START Given information

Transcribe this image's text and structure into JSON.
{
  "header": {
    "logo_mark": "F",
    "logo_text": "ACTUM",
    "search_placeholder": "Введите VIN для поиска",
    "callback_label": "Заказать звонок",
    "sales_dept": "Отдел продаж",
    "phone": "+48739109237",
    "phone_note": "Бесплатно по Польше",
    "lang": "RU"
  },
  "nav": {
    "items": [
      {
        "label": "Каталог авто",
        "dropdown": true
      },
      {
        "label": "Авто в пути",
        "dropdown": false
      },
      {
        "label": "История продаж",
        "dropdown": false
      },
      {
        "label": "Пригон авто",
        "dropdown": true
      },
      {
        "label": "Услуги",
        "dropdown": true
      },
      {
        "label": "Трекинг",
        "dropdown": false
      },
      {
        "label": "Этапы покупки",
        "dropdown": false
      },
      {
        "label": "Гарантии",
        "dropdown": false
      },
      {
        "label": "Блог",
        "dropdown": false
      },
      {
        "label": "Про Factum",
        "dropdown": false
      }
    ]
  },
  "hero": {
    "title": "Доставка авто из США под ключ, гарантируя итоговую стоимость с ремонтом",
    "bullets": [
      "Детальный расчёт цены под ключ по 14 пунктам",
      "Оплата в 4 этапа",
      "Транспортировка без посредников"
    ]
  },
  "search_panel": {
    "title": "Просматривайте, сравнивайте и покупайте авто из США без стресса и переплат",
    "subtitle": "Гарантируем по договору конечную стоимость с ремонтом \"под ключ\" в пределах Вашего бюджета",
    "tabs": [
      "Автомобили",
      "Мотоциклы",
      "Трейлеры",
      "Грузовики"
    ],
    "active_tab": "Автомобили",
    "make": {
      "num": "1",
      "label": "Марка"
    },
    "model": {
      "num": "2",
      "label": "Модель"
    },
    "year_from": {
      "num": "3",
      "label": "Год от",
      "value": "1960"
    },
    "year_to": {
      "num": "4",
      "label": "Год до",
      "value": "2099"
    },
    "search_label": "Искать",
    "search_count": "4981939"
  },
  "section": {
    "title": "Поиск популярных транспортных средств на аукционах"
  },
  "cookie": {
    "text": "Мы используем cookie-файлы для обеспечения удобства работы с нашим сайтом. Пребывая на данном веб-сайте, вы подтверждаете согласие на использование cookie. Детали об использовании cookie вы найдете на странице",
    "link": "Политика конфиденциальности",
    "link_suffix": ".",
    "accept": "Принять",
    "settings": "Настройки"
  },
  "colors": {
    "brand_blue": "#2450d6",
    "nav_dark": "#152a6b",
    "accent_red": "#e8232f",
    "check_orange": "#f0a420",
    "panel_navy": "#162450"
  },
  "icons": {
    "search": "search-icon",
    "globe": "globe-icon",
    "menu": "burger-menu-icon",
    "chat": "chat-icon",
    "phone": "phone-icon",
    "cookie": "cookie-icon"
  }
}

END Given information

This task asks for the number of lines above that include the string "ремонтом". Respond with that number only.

2